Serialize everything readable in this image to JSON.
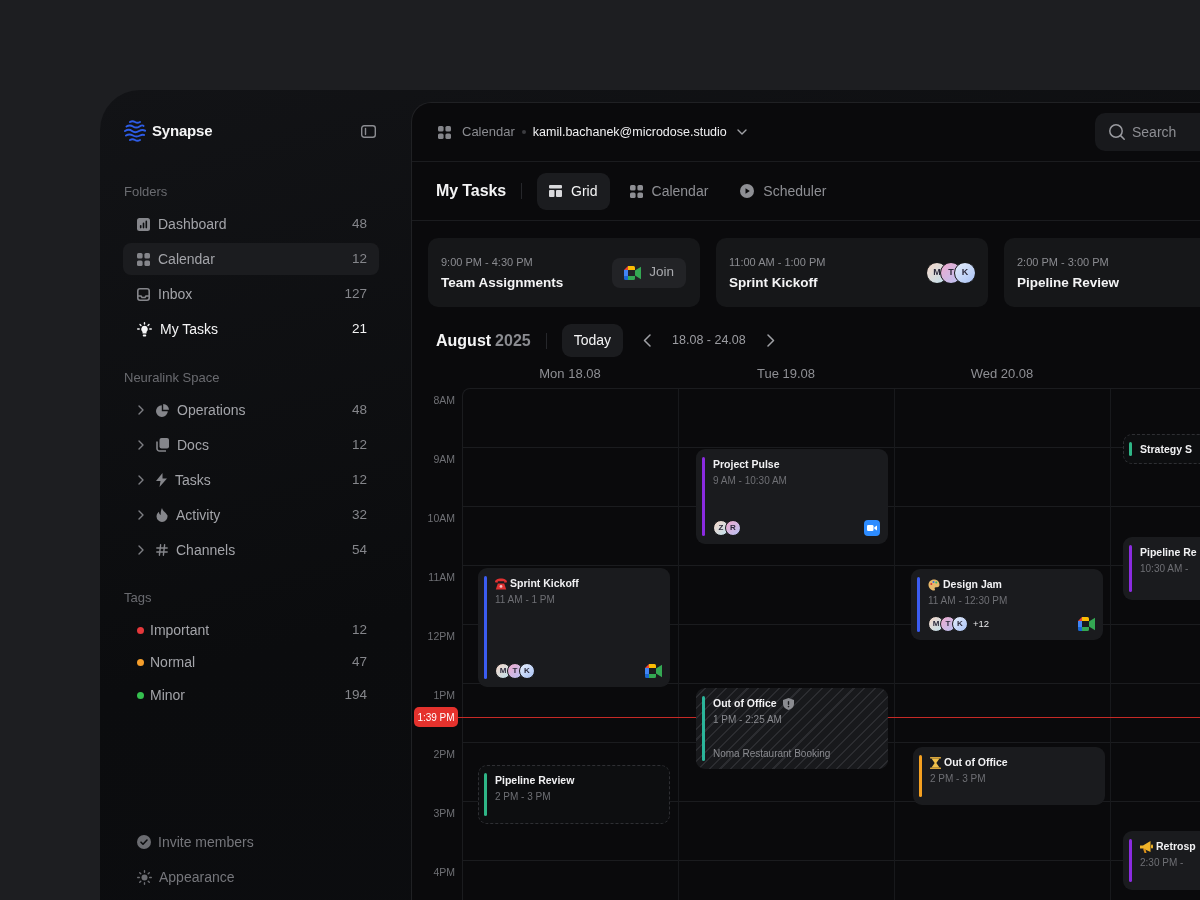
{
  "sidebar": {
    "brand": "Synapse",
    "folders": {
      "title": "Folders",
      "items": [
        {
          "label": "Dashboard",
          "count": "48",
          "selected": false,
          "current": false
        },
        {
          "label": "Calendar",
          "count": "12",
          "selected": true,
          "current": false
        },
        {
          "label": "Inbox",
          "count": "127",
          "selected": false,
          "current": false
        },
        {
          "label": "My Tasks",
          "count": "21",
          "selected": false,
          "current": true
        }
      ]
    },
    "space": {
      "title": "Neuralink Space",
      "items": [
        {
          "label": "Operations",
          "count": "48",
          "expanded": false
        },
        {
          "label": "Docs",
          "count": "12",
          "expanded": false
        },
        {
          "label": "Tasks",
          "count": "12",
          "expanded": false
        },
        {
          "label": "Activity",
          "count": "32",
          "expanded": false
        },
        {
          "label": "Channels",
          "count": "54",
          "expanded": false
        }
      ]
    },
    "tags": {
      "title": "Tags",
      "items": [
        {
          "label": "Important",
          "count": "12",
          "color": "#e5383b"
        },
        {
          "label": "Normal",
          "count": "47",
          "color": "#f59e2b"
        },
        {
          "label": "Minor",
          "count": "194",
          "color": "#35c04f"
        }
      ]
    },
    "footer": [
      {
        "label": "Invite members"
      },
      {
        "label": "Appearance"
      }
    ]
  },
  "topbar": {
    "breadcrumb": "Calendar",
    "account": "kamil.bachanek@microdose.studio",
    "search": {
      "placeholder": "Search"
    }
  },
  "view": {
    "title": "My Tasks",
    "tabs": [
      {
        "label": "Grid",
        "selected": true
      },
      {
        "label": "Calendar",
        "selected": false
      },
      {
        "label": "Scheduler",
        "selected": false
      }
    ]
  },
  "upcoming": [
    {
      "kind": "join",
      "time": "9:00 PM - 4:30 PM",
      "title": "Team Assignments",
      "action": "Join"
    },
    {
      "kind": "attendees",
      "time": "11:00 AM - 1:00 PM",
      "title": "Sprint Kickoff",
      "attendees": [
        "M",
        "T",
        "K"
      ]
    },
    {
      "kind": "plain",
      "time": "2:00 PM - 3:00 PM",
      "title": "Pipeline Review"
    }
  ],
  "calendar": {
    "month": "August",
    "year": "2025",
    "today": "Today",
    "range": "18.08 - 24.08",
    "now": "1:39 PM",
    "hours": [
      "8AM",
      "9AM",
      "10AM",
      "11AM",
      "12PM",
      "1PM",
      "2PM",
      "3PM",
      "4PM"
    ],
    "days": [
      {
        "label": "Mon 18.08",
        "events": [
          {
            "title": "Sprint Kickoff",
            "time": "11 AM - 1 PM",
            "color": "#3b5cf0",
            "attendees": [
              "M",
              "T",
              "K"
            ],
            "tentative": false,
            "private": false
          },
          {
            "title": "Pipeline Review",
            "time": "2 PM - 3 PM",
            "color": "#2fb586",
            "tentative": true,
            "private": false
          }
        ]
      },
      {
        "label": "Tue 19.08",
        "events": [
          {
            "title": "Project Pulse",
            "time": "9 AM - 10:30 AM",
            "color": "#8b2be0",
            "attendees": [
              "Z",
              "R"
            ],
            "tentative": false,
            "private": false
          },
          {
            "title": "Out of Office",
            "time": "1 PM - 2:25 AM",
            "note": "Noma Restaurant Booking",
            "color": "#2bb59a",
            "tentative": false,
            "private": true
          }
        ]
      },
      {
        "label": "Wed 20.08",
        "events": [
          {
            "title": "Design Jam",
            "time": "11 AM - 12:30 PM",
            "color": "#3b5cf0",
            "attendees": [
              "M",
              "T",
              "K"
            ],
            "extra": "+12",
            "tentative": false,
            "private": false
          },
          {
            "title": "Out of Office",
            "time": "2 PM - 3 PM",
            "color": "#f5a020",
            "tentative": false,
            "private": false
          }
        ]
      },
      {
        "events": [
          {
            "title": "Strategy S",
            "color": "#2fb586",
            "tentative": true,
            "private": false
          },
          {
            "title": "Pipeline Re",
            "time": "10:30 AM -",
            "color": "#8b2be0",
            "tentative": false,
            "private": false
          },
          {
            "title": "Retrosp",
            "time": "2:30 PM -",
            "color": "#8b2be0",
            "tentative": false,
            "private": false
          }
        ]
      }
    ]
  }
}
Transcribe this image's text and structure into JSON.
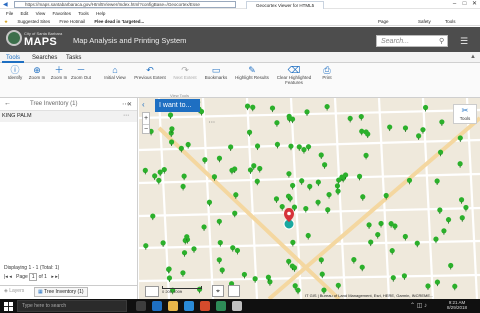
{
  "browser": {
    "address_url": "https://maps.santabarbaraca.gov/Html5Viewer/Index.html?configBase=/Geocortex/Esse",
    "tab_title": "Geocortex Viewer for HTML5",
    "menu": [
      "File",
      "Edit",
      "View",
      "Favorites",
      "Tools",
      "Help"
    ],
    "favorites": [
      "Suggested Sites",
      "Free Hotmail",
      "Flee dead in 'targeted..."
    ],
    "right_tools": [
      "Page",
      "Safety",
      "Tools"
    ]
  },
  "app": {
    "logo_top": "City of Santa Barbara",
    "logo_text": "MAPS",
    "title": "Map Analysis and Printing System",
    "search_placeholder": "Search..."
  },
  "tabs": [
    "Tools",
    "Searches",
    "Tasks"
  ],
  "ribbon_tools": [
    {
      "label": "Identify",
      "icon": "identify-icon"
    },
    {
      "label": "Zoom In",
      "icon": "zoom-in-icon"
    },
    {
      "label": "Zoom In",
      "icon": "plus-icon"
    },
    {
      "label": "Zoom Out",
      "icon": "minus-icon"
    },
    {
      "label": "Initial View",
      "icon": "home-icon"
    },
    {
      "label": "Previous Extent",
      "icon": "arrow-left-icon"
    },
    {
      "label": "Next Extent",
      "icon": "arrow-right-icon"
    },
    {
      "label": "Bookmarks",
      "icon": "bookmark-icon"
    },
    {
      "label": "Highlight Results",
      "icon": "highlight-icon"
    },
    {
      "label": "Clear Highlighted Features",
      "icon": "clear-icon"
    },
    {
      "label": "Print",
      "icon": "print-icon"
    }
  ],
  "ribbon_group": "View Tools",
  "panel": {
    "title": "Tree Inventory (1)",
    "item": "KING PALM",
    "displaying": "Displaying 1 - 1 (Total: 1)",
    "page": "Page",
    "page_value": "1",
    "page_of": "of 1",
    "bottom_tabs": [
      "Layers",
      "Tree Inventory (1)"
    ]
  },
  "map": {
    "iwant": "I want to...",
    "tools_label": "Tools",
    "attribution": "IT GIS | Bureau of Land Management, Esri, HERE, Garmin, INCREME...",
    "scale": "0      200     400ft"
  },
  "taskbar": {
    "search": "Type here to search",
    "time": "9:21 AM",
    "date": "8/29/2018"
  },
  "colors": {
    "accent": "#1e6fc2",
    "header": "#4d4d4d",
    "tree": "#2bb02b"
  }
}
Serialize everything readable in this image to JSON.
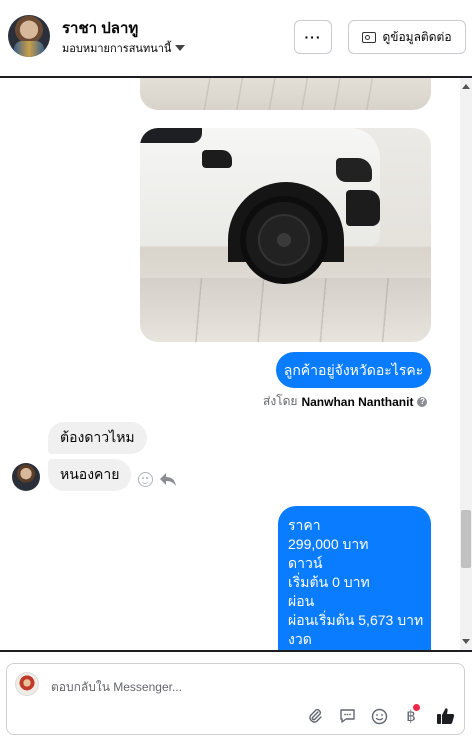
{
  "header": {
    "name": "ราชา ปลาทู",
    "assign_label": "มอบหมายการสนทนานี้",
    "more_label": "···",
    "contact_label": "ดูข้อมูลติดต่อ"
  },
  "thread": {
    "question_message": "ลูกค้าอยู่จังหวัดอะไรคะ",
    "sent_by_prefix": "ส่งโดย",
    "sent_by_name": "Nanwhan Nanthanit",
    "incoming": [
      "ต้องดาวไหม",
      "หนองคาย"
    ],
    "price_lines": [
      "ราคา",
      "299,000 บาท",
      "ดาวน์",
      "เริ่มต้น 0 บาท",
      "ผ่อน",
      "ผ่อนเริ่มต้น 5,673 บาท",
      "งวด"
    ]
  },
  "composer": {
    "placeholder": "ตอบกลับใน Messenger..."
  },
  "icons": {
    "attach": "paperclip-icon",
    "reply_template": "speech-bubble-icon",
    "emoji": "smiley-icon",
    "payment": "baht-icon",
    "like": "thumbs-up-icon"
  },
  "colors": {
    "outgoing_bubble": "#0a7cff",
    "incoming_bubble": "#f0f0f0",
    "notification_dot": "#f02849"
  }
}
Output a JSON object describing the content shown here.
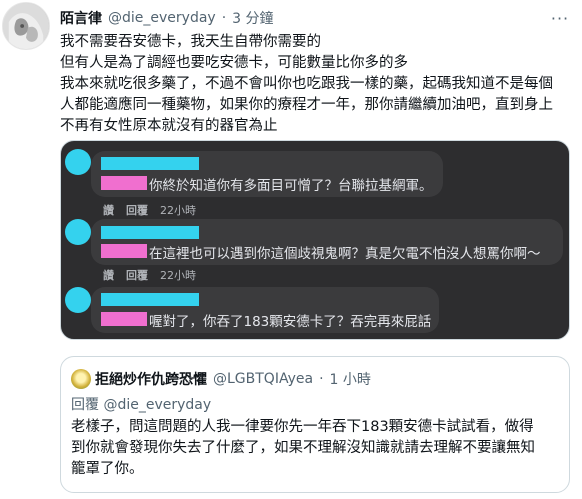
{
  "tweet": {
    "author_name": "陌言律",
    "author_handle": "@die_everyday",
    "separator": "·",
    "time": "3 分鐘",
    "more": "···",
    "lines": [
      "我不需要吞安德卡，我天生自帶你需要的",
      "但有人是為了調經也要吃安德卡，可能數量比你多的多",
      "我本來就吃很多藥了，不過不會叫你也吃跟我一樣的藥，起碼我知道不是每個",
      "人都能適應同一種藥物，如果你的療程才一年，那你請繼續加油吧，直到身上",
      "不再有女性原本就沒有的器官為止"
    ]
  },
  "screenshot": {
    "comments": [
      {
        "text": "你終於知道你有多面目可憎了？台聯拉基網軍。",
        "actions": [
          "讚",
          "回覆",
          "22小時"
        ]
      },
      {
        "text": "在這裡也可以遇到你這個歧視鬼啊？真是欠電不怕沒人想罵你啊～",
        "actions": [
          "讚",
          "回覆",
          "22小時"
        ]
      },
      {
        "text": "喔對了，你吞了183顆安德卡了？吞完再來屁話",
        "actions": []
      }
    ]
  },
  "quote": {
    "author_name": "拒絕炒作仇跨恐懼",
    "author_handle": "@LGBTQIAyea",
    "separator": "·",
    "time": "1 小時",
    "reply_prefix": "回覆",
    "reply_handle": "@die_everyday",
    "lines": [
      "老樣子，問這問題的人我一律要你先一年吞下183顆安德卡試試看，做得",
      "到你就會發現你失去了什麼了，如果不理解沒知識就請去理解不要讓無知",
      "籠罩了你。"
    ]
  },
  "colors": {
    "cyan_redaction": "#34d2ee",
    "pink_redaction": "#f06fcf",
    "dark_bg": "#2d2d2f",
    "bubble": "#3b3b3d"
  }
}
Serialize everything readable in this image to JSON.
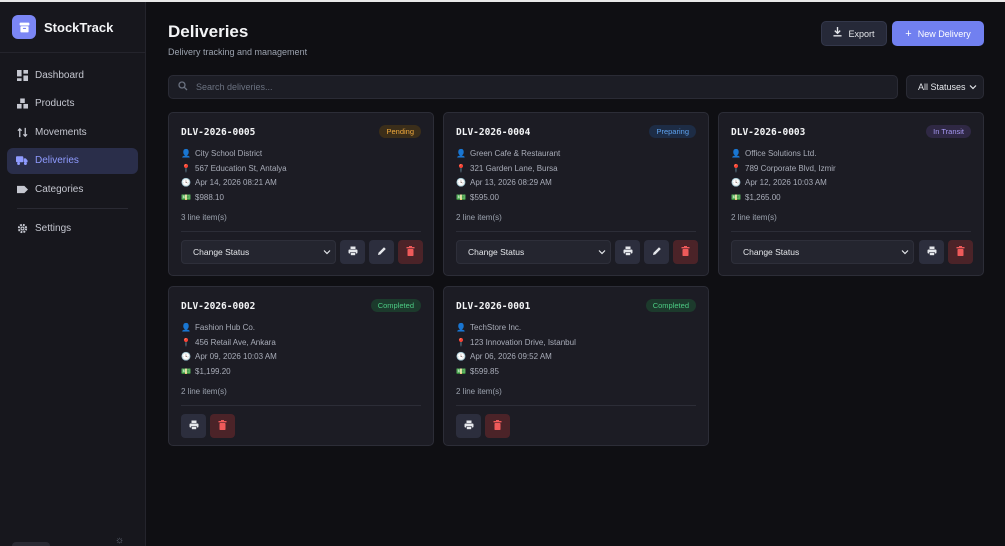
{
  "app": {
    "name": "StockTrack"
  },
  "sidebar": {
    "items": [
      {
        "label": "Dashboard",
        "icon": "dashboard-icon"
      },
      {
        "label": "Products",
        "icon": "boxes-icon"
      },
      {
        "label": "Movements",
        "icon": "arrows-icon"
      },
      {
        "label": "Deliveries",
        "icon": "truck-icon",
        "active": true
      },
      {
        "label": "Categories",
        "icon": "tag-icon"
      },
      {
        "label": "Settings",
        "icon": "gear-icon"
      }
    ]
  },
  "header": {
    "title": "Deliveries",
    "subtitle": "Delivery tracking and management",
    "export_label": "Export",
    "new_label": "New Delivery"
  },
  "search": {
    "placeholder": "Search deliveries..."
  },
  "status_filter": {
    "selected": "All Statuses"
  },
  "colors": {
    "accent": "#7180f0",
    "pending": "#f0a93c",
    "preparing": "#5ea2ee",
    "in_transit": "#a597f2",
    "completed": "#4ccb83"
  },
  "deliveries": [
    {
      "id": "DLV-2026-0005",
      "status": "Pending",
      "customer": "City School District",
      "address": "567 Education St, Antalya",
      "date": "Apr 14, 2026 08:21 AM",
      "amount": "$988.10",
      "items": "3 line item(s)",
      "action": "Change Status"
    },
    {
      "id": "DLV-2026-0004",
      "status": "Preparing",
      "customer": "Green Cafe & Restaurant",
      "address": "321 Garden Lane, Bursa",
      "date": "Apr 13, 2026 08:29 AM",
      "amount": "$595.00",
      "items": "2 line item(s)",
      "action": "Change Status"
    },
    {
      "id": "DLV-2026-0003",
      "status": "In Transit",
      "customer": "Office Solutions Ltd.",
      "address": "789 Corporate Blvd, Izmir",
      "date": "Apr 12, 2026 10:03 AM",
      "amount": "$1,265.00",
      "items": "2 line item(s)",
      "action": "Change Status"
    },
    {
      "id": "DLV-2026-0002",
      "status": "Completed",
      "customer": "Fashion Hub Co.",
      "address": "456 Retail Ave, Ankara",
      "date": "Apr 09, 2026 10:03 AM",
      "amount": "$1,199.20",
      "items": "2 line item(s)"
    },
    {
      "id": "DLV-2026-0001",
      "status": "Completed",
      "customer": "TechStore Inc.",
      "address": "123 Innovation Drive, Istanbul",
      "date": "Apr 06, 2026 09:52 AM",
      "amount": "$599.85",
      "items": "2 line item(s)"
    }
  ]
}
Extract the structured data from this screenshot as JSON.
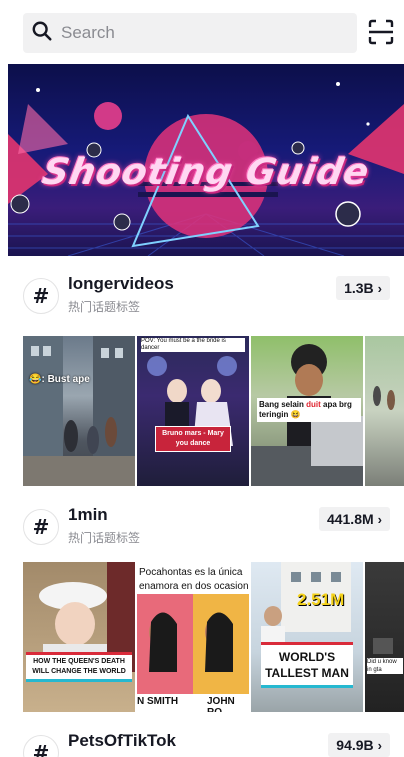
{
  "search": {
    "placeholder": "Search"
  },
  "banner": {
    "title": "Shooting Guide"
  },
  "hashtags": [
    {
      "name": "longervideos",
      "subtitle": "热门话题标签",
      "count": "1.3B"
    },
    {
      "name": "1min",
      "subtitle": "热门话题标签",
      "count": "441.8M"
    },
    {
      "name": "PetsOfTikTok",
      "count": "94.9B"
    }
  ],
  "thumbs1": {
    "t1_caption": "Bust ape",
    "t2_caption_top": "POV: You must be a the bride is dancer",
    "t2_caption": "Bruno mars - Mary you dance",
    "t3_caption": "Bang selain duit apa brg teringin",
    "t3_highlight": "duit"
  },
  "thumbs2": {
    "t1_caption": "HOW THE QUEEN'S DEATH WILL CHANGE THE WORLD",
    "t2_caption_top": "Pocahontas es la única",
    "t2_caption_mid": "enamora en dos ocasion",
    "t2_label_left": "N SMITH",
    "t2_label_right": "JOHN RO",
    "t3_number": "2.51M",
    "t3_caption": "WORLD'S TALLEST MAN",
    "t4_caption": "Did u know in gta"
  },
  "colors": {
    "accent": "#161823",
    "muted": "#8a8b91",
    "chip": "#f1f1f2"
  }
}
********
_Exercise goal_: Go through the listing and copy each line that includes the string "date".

_Answer to the exercise_:
    "date": "8/29/2018"
      "date": "Apr 14, 2026 08:21 AM",
      "date": "Apr 13, 2026 08:29 AM",
      "date": "Apr 12, 2026 10:03 AM",
      "date": "Apr 09, 2026 10:03 AM",
      "date": "Apr 06, 2026 09:52 AM",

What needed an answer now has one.